“Only after that will we be able to understand who has what kind of income in the country and in what amount the state should subsidize the insurance premiums of certain groups of citizens,” he said.
The proposed system has reminded some of a plan put forward by Prime Minister Nikol Pashinyan’s government in 2019 that envisaged a 6percentage point increase in the flat income tax rate, known at the time as a “health tax.” The proposal was unpopular and was shot down by the Finance Ministry.
“Achilles’ heel” of Armenian medicine
It is the confluence of high cost and low quality of care that experts call the “Achilles’ heel” of the Armenian healthcare system.
According to the World Health Organization, non-communicable diseases account for 93 percent of all deaths, compared to 71 percent worldwide. And the latest WHO data from 2016 shows that people in Armenia have a 22 percent chance of dying prematurely – that is, before the age of 70 – from four non-communicable diseases: cardiovascular disease, diabetes, chronic respiratory disease and cancer.
But at the same time healthcare spending accounts for around 12 percent of GDP, which is higher than in Israel (8 percent), Italy (10 percent), Finland (10 percent) and comparable to France (12 percent) or Germany (13 percent).
Haykaz Fanyan, the head of the Armenian Center for Socio-Economic Research, in remarks to Eurasianet, pointed to World Bank data from 2019 that found Armenians cover about 85 percent of healthcare costs out of pocket, which is almost twice as high as in neighboring Georgia.
Avanesyan, the health minister, acknowledged that “catastrophic healthcare costs” are keeping Armenians in poverty, noting that about 9 percent of the population devotes more than 25 percent of consumer spending to healthcare, one of the highest rates in the region.
And Kharazyan, the Health Ministry official, said much of this problem stems from people’s aversion to seeking preventive care.
“As a rule, people, due to scarce financial resources, put off dealing with health problems until they can no longer be postponed and urgent medical intervention is needed. In this case, you must use much more expensive services and it is often not possible to ensure a favorable outcome of treatment,” he said.
And it is for this reason that the proposed reform will focus on preventive care, requiring those insured to seek regular medical screenings, Kharazyan added.
Private insurers’ future uncertain
The government is proposing not only to overhaul the health insurance system but also to improve the admittedly poor quality of care in parallel.
Experts and businesspeople are skeptical that this can be accomplished, and also worry about the effect on existing private insurers.
The American Chamber of Commerce, one of Armenia’s leading business associations, has expressed concerns about corruption risks arising as both the collection and spending of insurance premiums are placed in the hands of a fund to be specially created. It also calls for state cooperation with private insurance companies to prevent the “monopolization” of the industry in the hands of the state.

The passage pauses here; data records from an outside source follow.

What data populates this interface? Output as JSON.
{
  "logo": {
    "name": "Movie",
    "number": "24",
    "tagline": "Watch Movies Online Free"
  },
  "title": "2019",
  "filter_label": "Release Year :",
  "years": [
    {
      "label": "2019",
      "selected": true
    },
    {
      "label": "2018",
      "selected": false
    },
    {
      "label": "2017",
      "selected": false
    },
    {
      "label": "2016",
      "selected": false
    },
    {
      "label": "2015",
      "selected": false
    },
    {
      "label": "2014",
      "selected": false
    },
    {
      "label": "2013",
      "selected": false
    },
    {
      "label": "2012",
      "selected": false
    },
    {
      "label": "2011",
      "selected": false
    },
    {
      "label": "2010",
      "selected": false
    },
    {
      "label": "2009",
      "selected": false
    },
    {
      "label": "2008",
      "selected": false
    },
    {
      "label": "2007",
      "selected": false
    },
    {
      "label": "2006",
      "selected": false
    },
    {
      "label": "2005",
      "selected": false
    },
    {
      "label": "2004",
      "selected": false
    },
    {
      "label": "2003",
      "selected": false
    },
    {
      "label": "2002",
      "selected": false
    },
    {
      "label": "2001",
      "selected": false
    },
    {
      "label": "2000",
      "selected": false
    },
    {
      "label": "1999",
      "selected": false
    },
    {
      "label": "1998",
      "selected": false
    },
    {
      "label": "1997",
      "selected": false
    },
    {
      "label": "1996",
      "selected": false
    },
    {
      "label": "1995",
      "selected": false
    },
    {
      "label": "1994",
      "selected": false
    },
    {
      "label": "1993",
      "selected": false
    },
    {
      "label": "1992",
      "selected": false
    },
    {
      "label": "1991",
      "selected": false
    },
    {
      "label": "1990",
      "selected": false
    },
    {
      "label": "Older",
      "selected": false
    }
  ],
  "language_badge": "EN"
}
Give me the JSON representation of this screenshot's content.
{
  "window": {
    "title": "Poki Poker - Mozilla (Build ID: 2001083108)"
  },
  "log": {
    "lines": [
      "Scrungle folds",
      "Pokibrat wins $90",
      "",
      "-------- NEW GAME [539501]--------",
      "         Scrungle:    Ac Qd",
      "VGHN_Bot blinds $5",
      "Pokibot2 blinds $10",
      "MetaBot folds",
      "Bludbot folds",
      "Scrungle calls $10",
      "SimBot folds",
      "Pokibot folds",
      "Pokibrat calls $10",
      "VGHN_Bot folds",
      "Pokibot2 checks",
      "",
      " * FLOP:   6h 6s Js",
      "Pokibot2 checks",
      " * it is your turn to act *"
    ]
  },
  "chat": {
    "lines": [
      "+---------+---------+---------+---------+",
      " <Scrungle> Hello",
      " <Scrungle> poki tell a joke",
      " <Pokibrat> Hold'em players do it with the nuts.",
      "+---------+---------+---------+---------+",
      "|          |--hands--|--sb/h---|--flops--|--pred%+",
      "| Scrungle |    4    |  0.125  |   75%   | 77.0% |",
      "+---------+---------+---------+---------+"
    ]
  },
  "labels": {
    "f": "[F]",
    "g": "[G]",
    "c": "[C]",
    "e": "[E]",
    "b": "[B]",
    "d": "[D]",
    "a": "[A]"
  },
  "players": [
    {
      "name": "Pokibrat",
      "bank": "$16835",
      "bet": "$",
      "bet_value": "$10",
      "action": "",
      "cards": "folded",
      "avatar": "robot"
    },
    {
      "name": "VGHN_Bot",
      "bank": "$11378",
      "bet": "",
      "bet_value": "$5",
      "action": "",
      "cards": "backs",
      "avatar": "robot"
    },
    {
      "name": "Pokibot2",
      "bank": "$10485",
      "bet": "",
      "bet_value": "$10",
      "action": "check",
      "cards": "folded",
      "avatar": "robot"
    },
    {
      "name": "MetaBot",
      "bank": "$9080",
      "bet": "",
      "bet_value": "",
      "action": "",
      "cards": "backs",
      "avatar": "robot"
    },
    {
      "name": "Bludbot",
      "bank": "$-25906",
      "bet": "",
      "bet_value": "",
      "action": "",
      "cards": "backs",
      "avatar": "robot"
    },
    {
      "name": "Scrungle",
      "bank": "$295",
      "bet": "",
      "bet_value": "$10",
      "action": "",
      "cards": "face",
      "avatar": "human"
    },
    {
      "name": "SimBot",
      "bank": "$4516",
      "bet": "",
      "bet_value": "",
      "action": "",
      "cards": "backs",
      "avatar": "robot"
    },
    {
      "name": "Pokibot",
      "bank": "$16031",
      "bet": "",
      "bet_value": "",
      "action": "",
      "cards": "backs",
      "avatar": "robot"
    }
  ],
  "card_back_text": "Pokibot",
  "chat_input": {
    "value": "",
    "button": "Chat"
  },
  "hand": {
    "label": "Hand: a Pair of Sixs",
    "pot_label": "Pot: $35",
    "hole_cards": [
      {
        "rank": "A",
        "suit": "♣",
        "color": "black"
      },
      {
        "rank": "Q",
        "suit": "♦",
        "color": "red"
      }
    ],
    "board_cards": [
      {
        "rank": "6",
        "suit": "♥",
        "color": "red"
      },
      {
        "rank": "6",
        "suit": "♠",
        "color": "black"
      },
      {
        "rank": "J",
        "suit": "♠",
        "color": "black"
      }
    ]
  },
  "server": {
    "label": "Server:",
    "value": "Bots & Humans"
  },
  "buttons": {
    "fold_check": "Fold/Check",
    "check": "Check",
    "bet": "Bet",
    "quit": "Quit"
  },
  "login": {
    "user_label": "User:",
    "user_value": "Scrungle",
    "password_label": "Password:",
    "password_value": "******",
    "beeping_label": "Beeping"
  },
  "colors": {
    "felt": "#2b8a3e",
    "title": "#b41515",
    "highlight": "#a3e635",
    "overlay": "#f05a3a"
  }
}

But the government counters that involving private insurers in the program would drive up costs.
Kharazyan, the Health Ministry official, said that “as a rule, 20-25 percent of the cost of these [private insurance] packages cover administrative costs of the companies. But the state fund will be able to keep these costs at a level of 2 percent.”
So, if the proposed reform is implemented, what impact will it have on private insurers?
Arevshat Meliksetyan, chief executive of Ingo Armenia, one of the country’s largest insurance companies, told Eurasianet that his industry would initially be dealt a blow, but that ultimately the state will be forced to share the market with them.
“No government, no fund can cope with such a volume of clients. I am sure that in a few years the government itself will offer part of the insurance packages to private companies,” he said.